We approach the planning process with four guiding questions:

  1. Where are you now?

    • As part of this step, we help the organization perform an assessment of the current conditions, including collecting community or employee input and relevant data.

  2. Where are you going?

    • As part of this step, we use the information the planning team collects to evaluate areas of potential growth, identify assets to leverage, and create an overarching vision for your organization or community.

  3. How do you get there?

    • As part of this step, we work with the organization to write goals that support the vision and will move the community or organization going forward. We facilitate the creation of an implementation plan consisting of a series of work projects with concrete, measurable steps.

  4. How are you doing?

    • As part of this step, the organization monitors its progress and sets new milestones.
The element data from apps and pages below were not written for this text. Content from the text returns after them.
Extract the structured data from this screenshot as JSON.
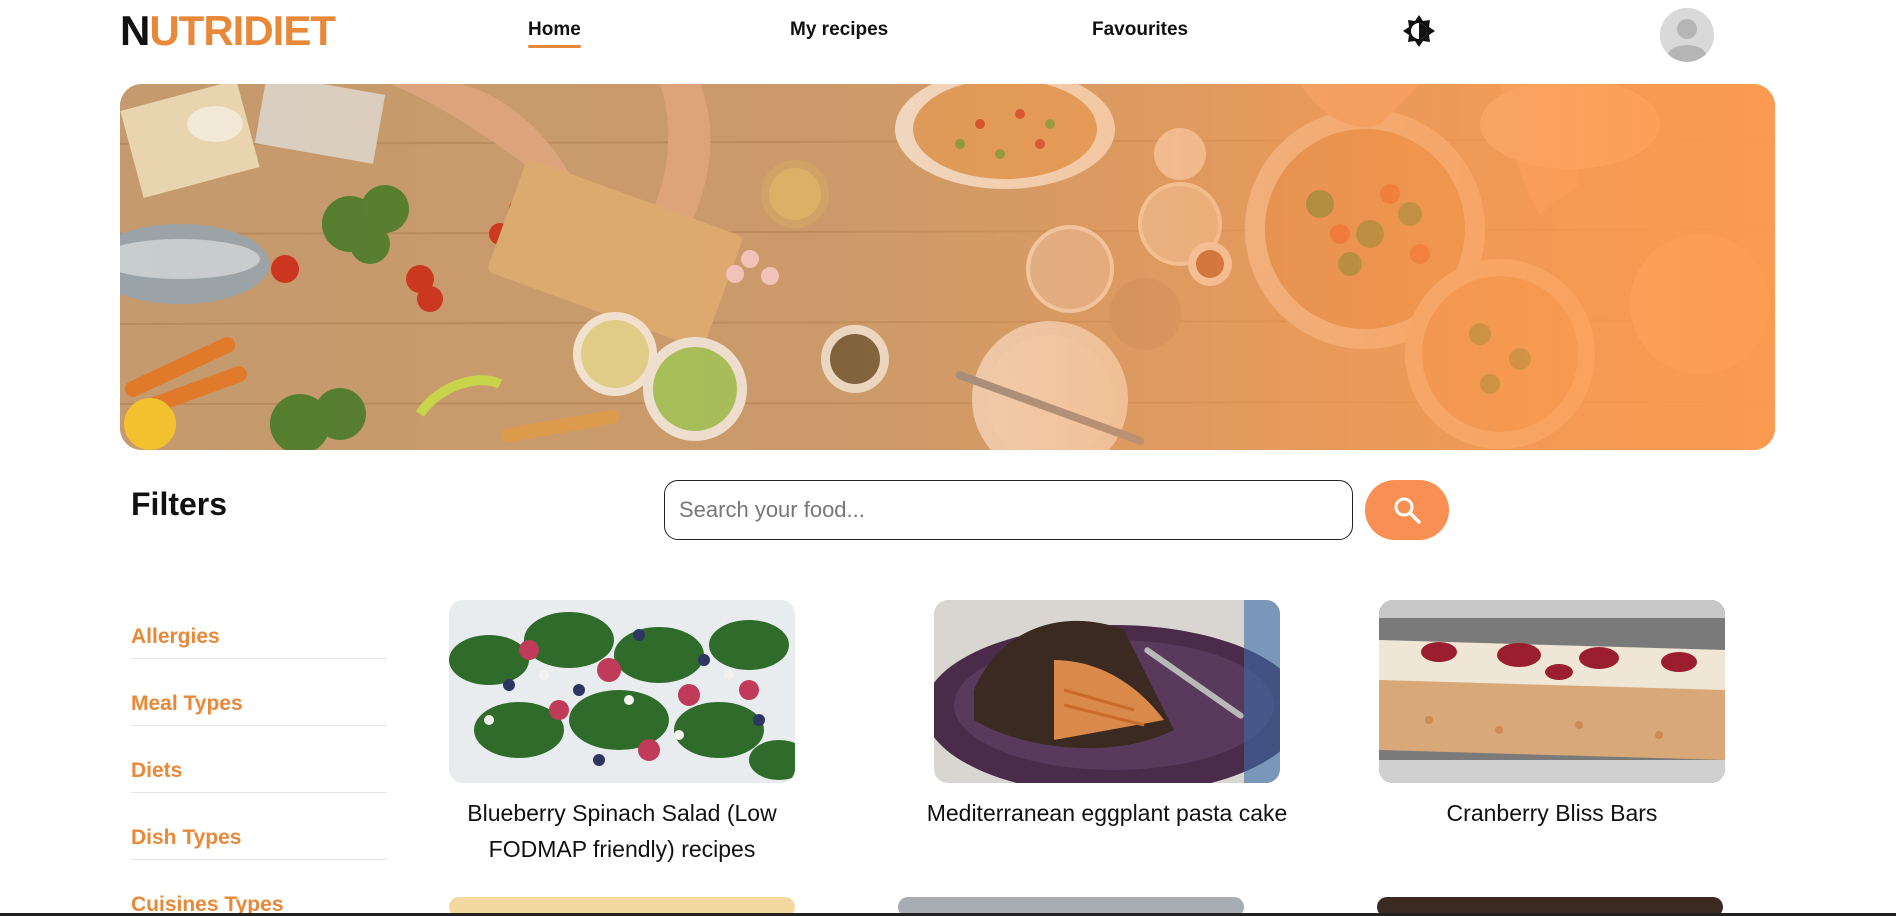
{
  "header": {
    "logo_first": "N",
    "logo_rest": "UTRIDIET",
    "nav": [
      {
        "label": "Home",
        "active": true
      },
      {
        "label": "My recipes",
        "active": false
      },
      {
        "label": "Favourites",
        "active": false
      }
    ],
    "theme_icon": "brightness-icon",
    "avatar_icon": "user-avatar-icon"
  },
  "hero": {
    "image": "cooking-table-photo"
  },
  "filters": {
    "title": "Filters",
    "categories": [
      "Allergies",
      "Meal Types",
      "Diets",
      "Dish Types",
      "Cuisines Types"
    ]
  },
  "search": {
    "placeholder": "Search your food...",
    "value": "",
    "icon": "search-icon"
  },
  "recipes": [
    {
      "title": "Blueberry Spinach Salad (Low FODMAP friendly) recipes"
    },
    {
      "title": "Mediterranean eggplant pasta cake"
    },
    {
      "title": "Cranberry Bliss Bars"
    }
  ],
  "colors": {
    "accent": "#e8893a",
    "search_button": "#f98f52",
    "hero_overlay": "#ff9a4e"
  }
}
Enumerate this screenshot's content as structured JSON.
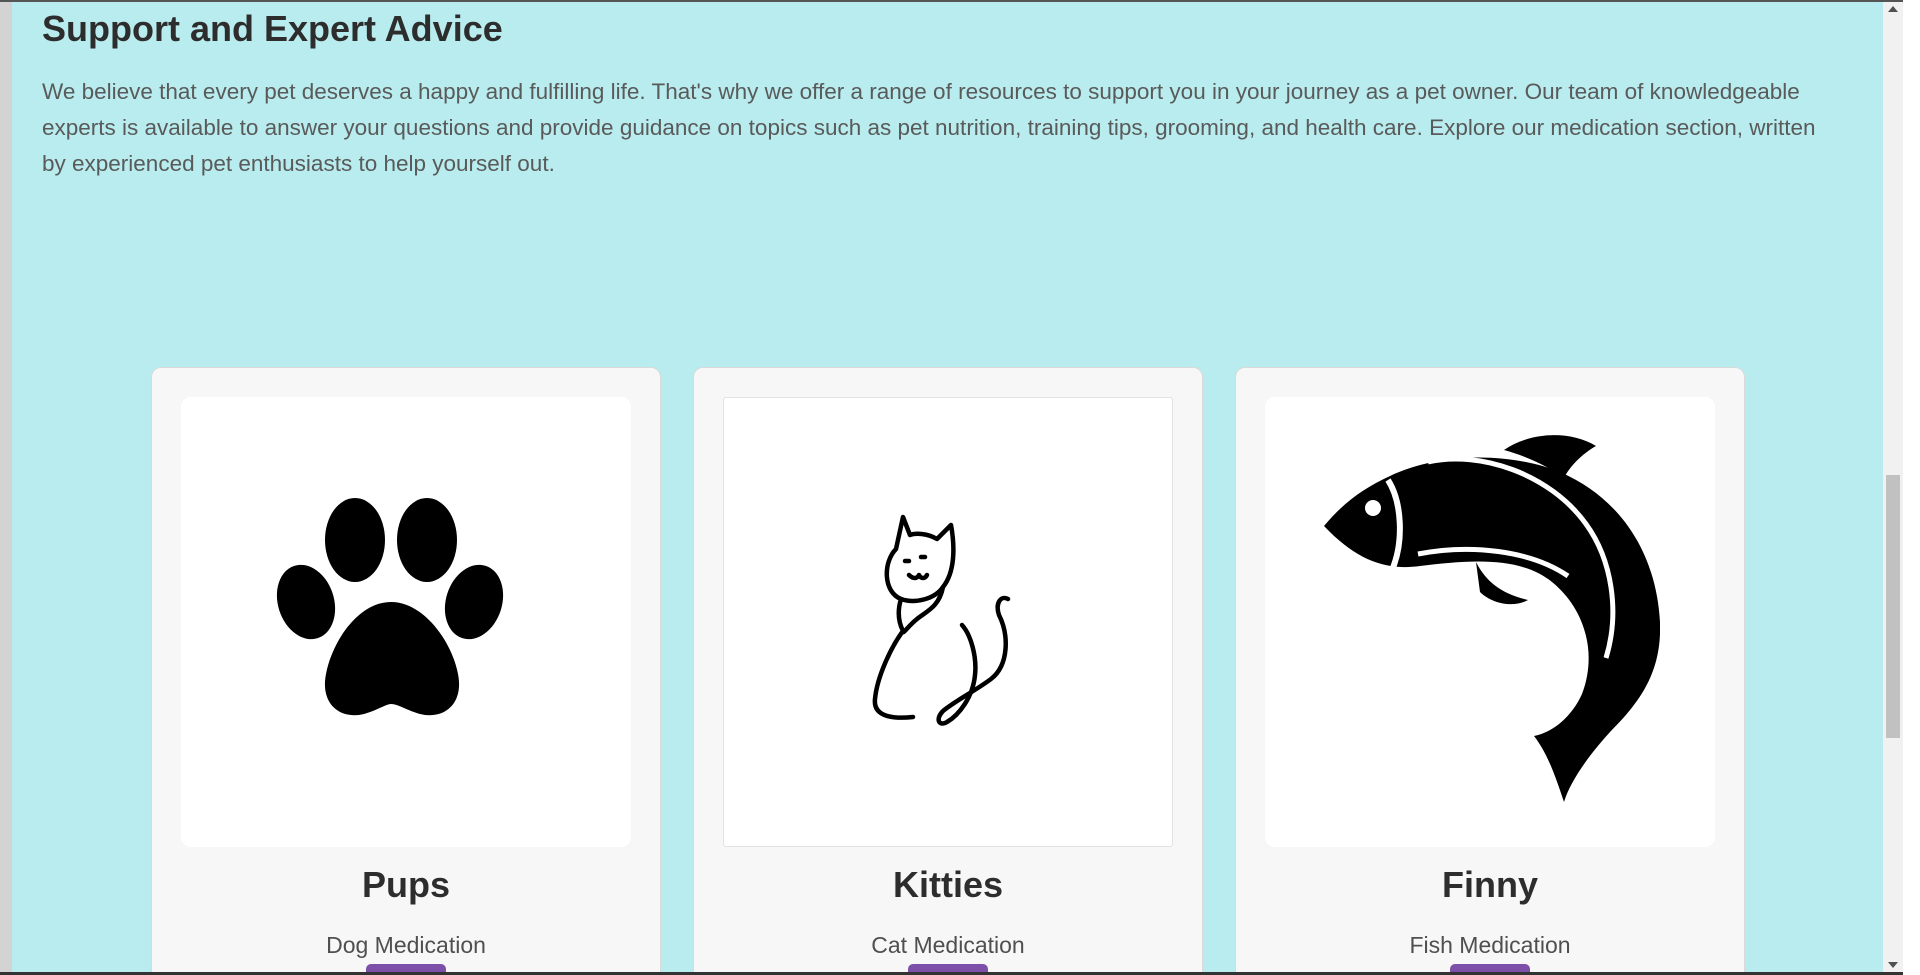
{
  "section": {
    "title": "Support and Expert Advice",
    "intro": "We believe that every pet deserves a happy and fulfilling life. That's why we offer a range of resources to support you in your journey as a pet owner. Our team of knowledgeable experts is available to answer your questions and provide guidance on topics such as pet nutrition, training tips, grooming, and health care. Explore our medication section, written by experienced pet enthusiasts to help yourself out."
  },
  "cards": [
    {
      "name": "Pups",
      "subtitle": "Dog Medication",
      "icon": "paw-icon"
    },
    {
      "name": "Kitties",
      "subtitle": "Cat Medication",
      "icon": "cat-icon"
    },
    {
      "name": "Finny",
      "subtitle": "Fish Medication",
      "icon": "fish-icon"
    }
  ],
  "colors": {
    "background": "#b8ecee",
    "card": "#f7f7f7",
    "button": "#7c4fa8",
    "heading": "#2d2d2d",
    "body_text": "#5a5a5a"
  }
}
Our trained, neutral facilitators can help you with a short, one-day planning meeting or a longer planning engagement that might take several months. A neutral facilitator is important when developing a strategic or operational plan allowing members of the organization to participate fully without having to step into the role of facilitator. An impartial facilitator is also helpful in running many different types of meetings where difficult issues need to be discussed or a group needs assistance making a decision.   We encourage our partners to do as much of the planning work as possible to ensure a sustainable implementation process. If you do need our help, we can assist with data gathering and analysis, research, community needs assessments, public hearings, meeting documentation, and production of a published plan and supporting communication tools.


Depending on individual community/organization needs, facilitators can help with meeting preparation by building a workable agenda and communicating in advance with key stakeholders to ensure that all voices have an opportunity to be expressed.


During the meetings themselves, facilitators play a key role in managing the proceedings, progressing the group through the agenda in a timely fashion, and helping the group or individuals work through potentially contentious issues. Many groups value the presence of a facilitator for the impartiality he or she brings to the meeting and the ability to encourage a balanced discussion of the agenda topics.


Finally, facilitators can provide groups with reports and notes following a meeting that detail the proceedings, decisions made, and goals defined for future action.